● DESCRIPTION OF THE TASK: Only the lines that include "Enter" should be copied from the data below.

Data records for software interfaces:
☆ ☆ ☆ ☆ ☆ ☆ ☆

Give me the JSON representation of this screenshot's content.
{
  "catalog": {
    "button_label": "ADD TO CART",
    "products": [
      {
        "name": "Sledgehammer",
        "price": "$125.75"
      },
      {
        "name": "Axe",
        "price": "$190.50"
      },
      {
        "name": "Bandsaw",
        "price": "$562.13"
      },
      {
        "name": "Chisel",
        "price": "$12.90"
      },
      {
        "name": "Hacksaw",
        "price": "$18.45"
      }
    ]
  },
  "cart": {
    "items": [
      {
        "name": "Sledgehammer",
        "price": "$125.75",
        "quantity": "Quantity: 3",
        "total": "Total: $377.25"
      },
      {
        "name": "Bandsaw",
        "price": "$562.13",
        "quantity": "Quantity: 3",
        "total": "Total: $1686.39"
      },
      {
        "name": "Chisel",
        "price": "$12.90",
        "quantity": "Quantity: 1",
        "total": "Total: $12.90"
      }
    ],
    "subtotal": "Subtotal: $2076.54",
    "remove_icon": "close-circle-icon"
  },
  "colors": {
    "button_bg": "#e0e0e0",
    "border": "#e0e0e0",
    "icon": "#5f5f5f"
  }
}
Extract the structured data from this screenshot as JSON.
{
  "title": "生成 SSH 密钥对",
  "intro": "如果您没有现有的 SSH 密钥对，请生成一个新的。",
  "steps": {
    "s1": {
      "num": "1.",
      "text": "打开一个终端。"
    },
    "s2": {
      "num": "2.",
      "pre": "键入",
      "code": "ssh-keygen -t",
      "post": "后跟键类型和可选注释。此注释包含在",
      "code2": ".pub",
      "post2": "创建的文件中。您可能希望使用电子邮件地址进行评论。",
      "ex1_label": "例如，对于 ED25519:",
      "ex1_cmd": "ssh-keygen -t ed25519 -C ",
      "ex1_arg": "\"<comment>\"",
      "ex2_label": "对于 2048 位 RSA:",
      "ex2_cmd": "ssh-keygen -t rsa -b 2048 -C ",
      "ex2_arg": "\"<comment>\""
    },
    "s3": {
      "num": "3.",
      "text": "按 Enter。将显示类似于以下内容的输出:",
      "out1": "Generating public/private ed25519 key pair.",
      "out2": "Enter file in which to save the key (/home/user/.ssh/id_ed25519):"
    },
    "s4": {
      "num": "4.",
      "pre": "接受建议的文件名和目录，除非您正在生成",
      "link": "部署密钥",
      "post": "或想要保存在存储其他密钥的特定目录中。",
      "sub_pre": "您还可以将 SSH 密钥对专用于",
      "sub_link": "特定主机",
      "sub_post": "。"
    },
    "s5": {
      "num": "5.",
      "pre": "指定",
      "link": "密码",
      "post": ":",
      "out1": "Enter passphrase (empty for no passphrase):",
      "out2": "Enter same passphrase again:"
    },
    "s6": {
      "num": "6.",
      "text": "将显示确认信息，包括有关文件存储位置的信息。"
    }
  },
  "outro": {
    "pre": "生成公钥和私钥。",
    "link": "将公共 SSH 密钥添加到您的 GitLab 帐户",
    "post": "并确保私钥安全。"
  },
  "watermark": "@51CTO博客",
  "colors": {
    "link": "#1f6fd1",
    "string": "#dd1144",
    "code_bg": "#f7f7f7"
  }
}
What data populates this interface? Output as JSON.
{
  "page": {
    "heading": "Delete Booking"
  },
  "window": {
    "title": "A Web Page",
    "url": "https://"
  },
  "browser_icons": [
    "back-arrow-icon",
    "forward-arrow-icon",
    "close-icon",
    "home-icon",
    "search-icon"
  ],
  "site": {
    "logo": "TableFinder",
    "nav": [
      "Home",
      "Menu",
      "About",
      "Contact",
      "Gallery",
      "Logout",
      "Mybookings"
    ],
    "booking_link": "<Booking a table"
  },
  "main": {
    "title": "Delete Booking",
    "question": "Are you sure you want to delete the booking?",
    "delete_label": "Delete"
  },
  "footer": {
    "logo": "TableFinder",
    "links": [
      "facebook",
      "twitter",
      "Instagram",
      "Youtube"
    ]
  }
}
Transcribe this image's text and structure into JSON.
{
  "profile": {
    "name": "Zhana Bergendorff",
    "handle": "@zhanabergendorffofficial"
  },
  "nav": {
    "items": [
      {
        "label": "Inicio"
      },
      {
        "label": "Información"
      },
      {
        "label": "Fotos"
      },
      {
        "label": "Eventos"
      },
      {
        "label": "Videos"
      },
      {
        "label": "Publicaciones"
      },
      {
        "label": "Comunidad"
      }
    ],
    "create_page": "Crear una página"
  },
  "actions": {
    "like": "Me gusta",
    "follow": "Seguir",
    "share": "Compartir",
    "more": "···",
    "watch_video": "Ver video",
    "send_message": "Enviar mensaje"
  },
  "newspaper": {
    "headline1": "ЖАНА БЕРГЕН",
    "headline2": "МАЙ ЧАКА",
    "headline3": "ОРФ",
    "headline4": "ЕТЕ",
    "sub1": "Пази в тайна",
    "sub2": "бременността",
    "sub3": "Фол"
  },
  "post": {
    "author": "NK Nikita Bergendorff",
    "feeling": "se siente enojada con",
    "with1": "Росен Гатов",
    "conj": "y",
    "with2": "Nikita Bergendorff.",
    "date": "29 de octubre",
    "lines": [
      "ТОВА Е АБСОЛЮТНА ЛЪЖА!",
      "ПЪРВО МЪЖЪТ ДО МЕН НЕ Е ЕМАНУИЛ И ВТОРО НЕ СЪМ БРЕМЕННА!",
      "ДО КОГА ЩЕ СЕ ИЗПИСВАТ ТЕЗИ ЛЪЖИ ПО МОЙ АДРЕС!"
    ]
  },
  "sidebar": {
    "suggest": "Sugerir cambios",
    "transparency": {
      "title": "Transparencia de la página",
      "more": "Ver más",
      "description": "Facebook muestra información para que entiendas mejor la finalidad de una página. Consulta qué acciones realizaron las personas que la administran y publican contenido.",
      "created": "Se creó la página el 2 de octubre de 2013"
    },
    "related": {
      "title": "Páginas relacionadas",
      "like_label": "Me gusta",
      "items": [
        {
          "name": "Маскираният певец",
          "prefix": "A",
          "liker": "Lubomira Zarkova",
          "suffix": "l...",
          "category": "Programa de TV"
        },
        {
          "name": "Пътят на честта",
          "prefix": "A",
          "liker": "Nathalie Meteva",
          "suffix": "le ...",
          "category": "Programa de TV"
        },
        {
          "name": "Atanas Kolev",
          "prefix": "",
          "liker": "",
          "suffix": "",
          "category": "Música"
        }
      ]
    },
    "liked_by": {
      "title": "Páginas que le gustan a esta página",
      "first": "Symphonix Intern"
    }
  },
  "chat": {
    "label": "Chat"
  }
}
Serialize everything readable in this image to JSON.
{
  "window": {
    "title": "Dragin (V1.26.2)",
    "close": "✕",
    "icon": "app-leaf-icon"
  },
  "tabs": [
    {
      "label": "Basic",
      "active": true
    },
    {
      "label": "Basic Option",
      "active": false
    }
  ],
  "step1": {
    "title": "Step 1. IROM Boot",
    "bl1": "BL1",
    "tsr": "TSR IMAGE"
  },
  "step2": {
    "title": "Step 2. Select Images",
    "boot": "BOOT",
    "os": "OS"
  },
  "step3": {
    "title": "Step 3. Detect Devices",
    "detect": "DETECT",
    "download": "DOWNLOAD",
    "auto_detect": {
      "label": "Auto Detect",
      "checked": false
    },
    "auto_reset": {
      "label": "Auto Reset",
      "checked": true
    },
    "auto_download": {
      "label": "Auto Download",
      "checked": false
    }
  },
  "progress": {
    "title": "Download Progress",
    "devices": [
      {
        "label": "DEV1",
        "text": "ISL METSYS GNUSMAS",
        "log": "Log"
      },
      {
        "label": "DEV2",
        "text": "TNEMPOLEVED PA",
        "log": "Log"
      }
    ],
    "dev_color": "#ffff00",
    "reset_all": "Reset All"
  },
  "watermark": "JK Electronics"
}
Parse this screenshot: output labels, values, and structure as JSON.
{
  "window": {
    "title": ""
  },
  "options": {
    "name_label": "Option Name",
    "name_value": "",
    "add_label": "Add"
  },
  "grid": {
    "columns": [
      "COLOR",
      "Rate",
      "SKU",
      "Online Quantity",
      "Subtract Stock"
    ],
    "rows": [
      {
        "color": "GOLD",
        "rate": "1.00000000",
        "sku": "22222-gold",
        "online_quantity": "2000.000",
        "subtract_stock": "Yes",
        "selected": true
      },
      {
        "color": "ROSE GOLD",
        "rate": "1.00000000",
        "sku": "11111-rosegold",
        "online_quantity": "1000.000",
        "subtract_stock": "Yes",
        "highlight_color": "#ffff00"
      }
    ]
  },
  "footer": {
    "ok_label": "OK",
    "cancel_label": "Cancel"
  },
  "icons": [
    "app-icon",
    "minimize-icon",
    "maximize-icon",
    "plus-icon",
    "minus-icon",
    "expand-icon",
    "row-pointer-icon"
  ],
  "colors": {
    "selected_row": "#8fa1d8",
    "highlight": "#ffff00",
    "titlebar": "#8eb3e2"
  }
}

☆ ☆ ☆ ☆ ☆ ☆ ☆

● WRITTEN ANSWER:
      "text": "按 Enter。将显示类似于以下内容的输出:",
      "out2": "Enter file in which to save the key (/home/user/.ssh/id_ed25519):"
      "out1": "Enter passphrase (empty for no passphrase):",
      "out2": "Enter same passphrase again:"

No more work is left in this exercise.